• _Information provided_
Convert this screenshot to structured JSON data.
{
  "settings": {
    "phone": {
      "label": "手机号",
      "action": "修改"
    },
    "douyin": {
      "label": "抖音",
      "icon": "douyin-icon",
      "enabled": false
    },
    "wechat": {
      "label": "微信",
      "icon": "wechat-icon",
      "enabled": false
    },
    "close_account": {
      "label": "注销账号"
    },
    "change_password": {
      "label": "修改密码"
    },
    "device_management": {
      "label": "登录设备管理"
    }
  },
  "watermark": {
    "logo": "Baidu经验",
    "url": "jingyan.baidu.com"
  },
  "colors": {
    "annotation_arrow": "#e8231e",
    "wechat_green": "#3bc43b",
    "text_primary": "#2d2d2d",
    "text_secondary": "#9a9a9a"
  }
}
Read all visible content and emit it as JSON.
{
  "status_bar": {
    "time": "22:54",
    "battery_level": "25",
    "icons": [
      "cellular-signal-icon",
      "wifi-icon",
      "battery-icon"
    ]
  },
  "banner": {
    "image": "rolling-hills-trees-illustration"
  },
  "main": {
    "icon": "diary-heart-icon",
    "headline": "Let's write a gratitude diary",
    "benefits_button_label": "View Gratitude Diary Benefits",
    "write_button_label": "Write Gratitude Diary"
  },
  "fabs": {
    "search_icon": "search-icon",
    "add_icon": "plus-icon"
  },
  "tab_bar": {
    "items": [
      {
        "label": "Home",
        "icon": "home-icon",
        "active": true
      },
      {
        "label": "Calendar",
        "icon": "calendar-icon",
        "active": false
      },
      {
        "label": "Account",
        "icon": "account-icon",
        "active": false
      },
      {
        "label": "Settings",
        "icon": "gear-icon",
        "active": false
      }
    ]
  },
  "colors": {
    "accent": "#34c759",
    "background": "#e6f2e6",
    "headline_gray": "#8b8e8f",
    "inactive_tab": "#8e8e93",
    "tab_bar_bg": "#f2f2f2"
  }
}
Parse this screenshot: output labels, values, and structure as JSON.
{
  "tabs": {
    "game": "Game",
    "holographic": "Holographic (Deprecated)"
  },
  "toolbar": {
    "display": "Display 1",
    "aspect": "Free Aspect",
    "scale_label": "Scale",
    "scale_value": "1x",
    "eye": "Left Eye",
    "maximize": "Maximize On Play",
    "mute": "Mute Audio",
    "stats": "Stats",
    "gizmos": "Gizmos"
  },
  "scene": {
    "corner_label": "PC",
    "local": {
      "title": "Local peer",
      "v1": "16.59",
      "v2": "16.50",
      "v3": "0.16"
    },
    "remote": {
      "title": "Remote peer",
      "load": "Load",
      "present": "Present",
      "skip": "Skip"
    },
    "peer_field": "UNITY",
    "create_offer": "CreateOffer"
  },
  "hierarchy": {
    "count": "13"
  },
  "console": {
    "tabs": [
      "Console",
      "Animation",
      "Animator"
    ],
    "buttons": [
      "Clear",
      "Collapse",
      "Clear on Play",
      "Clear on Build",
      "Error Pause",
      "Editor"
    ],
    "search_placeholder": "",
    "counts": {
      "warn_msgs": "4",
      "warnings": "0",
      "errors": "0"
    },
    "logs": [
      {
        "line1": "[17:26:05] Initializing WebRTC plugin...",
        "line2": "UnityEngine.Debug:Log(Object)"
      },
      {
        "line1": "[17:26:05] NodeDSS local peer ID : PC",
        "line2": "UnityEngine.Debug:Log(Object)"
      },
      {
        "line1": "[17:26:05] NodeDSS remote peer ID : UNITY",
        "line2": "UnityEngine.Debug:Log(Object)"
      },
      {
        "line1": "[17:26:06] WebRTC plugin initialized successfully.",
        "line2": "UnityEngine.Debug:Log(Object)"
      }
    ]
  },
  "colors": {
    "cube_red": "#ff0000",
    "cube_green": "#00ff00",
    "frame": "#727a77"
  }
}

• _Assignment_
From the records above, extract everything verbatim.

• _Answer for the task_
Convert this screenshot to structured JSON data.
{
  "settings": {
    "phone": {
      "label": "手机号",
      "action": "修改"
    },
    "douyin": {
      "label": "抖音",
      "icon": "douyin-icon",
      "enabled": false
    },
    "wechat": {
      "label": "微信",
      "icon": "wechat-icon",
      "enabled": false
    },
    "close_account": {
      "label": "注销账号"
    },
    "change_password": {
      "label": "修改密码"
    },
    "device_management": {
      "label": "登录设备管理"
    }
  },
  "watermark": {
    "logo": "Baidu经验",
    "url": "jingyan.baidu.com"
  },
  "colors": {
    "annotation_arrow": "#e8231e",
    "wechat_green": "#3bc43b",
    "text_primary": "#2d2d2d",
    "text_secondary": "#9a9a9a"
  }
}
Read all visible content and emit it as JSON.
{
  "status_bar": {
    "time": "22:54",
    "battery_level": "25",
    "icons": [
      "cellular-signal-icon",
      "wifi-icon",
      "battery-icon"
    ]
  },
  "banner": {
    "image": "rolling-hills-trees-illustration"
  },
  "main": {
    "icon": "diary-heart-icon",
    "headline": "Let's write a gratitude diary",
    "benefits_button_label": "View Gratitude Diary Benefits",
    "write_button_label": "Write Gratitude Diary"
  },
  "fabs": {
    "search_icon": "search-icon",
    "add_icon": "plus-icon"
  },
  "tab_bar": {
    "items": [
      {
        "label": "Home",
        "icon": "home-icon",
        "active": true
      },
      {
        "label": "Calendar",
        "icon": "calendar-icon",
        "active": false
      },
      {
        "label": "Account",
        "icon": "account-icon",
        "active": false
      },
      {
        "label": "Settings",
        "icon": "gear-icon",
        "active": false
      }
    ]
  },
  "colors": {
    "accent": "#34c759",
    "background": "#e6f2e6",
    "headline_gray": "#8b8e8f",
    "inactive_tab": "#8e8e93",
    "tab_bar_bg": "#f2f2f2"
  }
}
Parse this screenshot: output labels, values, and structure as JSON.
{
  "tabs": {
    "game": "Game",
    "holographic": "Holographic (Deprecated)"
  },
  "toolbar": {
    "display": "Display 1",
    "aspect": "Free Aspect",
    "scale_label": "Scale",
    "scale_value": "1x",
    "eye": "Left Eye",
    "maximize": "Maximize On Play",
    "mute": "Mute Audio",
    "stats": "Stats",
    "gizmos": "Gizmos"
  },
  "scene": {
    "corner_label": "PC",
    "local": {
      "title": "Local peer",
      "v1": "16.59",
      "v2": "16.50",
      "v3": "0.16"
    },
    "remote": {
      "title": "Remote peer",
      "load": "Load",
      "present": "Present",
      "skip": "Skip"
    },
    "peer_field": "UNITY",
    "create_offer": "CreateOffer"
  },
  "hierarchy": {
    "count": "13"
  },
  "console": {
    "tabs": [
      "Console",
      "Animation",
      "Animator"
    ],
    "buttons": [
      "Clear",
      "Collapse",
      "Clear on Play",
      "Clear on Build",
      "Error Pause",
      "Editor"
    ],
    "search_placeholder": "",
    "counts": {
      "warn_msgs": "4",
      "warnings": "0",
      "errors": "0"
    },
    "logs": [
      {
        "line1": "[17:26:05] Initializing WebRTC plugin...",
        "line2": "UnityEngine.Debug:Log(Object)"
      },
      {
        "line1": "[17:26:05] NodeDSS local peer ID : PC",
        "line2": "UnityEngine.Debug:Log(Object)"
      },
      {
        "line1": "[17:26:05] NodeDSS remote peer ID : UNITY",
        "line2": "UnityEngine.Debug:Log(Object)"
      },
      {
        "line1": "[17:26:06] WebRTC plugin initialized successfully.",
        "line2": "UnityEngine.Debug:Log(Object)"
      }
    ]
  },
  "colors": {
    "cube_red": "#ff0000",
    "cube_green": "#00ff00",
    "frame": "#727a77"
  }
}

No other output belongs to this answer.